Māori | English



Talk about a specific programme of research into Māori education began within a year of NZCER’s establishment in 1934. But it was not until the early 1970s that the money was found to set up a Māori research unit within the organisation.

It was headed by Dr Richard Benton and early in 1973 he was joined by other staff. Throughout its history it has generally had three to four permanent staff but often many others employed in temporary roles such as fieldworkers or research interns.

Over the years the unit has been know as Te Wāhanga Māori, or NZCER’s Māori Unit. More recently it was called Te Wāhanga Kaupapa Māori, which was often shortened to the initials TWKM. The name Te Wāhanga has now been reclaimed.

The early work of the unit involved basic research on language-related topics, and the collection and dissemination of information and ideas to people involved in Māori education. By 1974 the staff consisted of Dr Benton as senior research officer, research officer Peter Ranby and an administration assistant. Janet McCallum worked with the unit under a JR McKenzie Fellowship and conducted research on spoken English among Māori children. During this period, Dr Benton had a national role as a member of an advisory committee for research on Māori schooling, chaired by Mere Penfold and charged with advising the Director-General of Education on research and policy priorities.

Language use in Māori households

In 1973 the unit embarked on an extensive sociolinguistic census of language use in Māori households. By the end of September 1976, interviews had been completed in 3864 households, from Northland to the Tauranga region.
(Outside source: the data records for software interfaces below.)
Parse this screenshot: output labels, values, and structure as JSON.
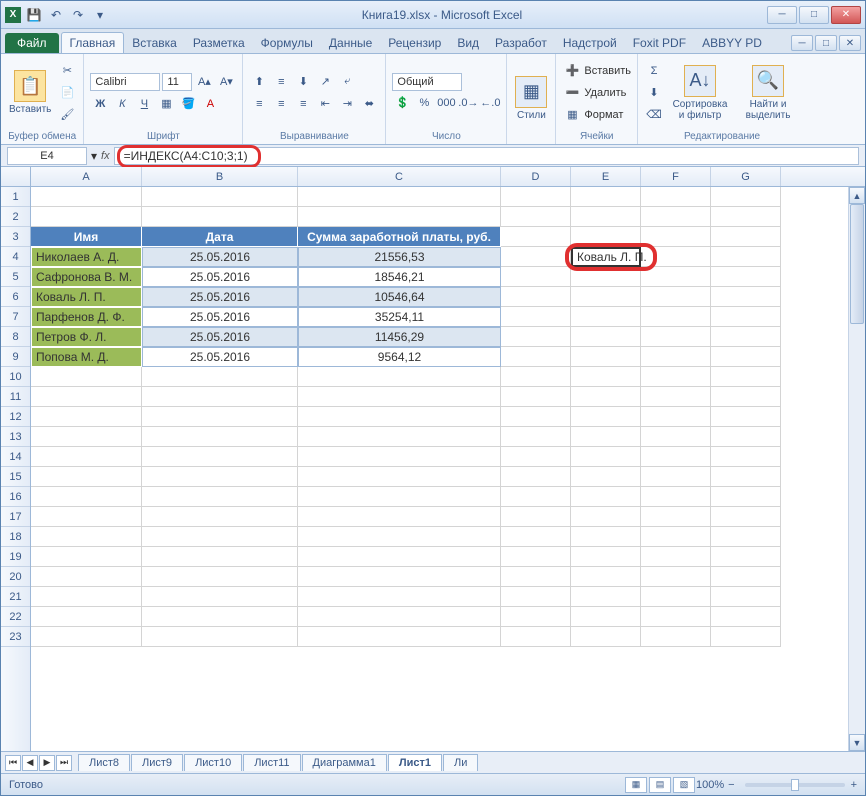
{
  "title": "Книга19.xlsx - Microsoft Excel",
  "qat": {
    "save": "💾",
    "undo": "↶",
    "redo": "↷"
  },
  "tabs": {
    "file": "Файл",
    "items": [
      "Главная",
      "Вставка",
      "Разметка",
      "Формулы",
      "Данные",
      "Рецензир",
      "Вид",
      "Разработ",
      "Надстрой",
      "Foxit PDF",
      "ABBYY PD"
    ],
    "active": 0
  },
  "ribbon": {
    "clipboard": {
      "paste": "Вставить",
      "label": "Буфер обмена"
    },
    "font": {
      "name": "Calibri",
      "size": "11",
      "label": "Шрифт"
    },
    "alignment": {
      "label": "Выравнивание"
    },
    "number": {
      "format": "Общий",
      "label": "Число"
    },
    "styles": {
      "btn": "Стили",
      "label": ""
    },
    "cells": {
      "insert": "Вставить",
      "delete": "Удалить",
      "format": "Формат",
      "label": "Ячейки"
    },
    "editing": {
      "sort": "Сортировка и фильтр",
      "find": "Найти и выделить",
      "label": "Редактирование"
    }
  },
  "formula_bar": {
    "name_box": "E4",
    "fx": "fx",
    "formula": "=ИНДЕКС(A4:C10;3;1)"
  },
  "columns": [
    "A",
    "B",
    "C",
    "D",
    "E",
    "F",
    "G"
  ],
  "rows_visible": 23,
  "table": {
    "headers": [
      "Имя",
      "Дата",
      "Сумма заработной платы, руб."
    ],
    "rows": [
      [
        "Николаев А. Д.",
        "25.05.2016",
        "21556,53"
      ],
      [
        "Сафронова В. М.",
        "25.05.2016",
        "18546,21"
      ],
      [
        "Коваль Л. П.",
        "25.05.2016",
        "10546,64"
      ],
      [
        "Парфенов Д. Ф.",
        "25.05.2016",
        "35254,11"
      ],
      [
        "Петров Ф. Л.",
        "25.05.2016",
        "11456,29"
      ],
      [
        "Попова М. Д.",
        "25.05.2016",
        "9564,12"
      ]
    ]
  },
  "result_cell": {
    "value": "Коваль Л. П."
  },
  "sheet_tabs": [
    "Лист8",
    "Лист9",
    "Лист10",
    "Лист11",
    "Диаграмма1",
    "Лист1",
    "Ли"
  ],
  "active_sheet": 5,
  "status": {
    "ready": "Готово",
    "zoom": "100%"
  }
}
The census interviews were carried out by more than 80 people, mostly bilingual teachers’ college and university students. More staff were brought in to assist with the coding and analysis of the material, including Nina Benton as a Fletcher Fellow. The unit secretary America Potiki became a fulltime research assistant. Fieldwork was completed in mid-1978, and the first general reports summarising data on knowledge of conversational Māori among the people of various age groups in the districts visited, appeared shortly afterwards.

The survey and the extensive analysis dominated the work of the unit for a number of years. The pressure was exacerbated in the early 1980s, when there began to be a strong demand on the unit from the emerging bilingual education movement. The unit also faced funding constraints, and as a result, Dr Benton made a decision to concentrate all efforts on getting the survey work completed.

By the end of 1983, the unit was able to report that “tremendous progress” had been made, “both in preparing the data for further study and in reporting the results of the survey to the participants, the scholarly community and the general public.”

In 1982 the council took on University of Waikato senior lecturer in Māori John Moorfield, as a consultant on curriculum development for bilingual schools in English-speaking communities. He completed a draft Māori language syllabus for bilingual education programmes.

Bilingual schools

The unit also established a network of bilingual schools, and schools interested in developing bilingual programmes. It distributed a newsletter and planned a series on teaching methods to be called nga toemi - little hand-nets in which bits of useful information have been caught.

Researcher training

An important strand of work for the unit was the training of young Māori researchers, a project begun with the recruitment of fieldworkers for the survey and the setting up of research internships. Seventeen internships were awarded between 1978 and 1986. It evolved into a post-graduate level programme, which provided students with aspects of research expertise and experience which the particular university courses they had taken were not able to provide.

Another theme throughout its history has been its efforts to build contacts with  individuals and representatives of institutions in New Zealand and overseas whose research interests were similar to its own. It used letters, publications, presentations in its dissemination efforts, and staff had extensive informal contacts.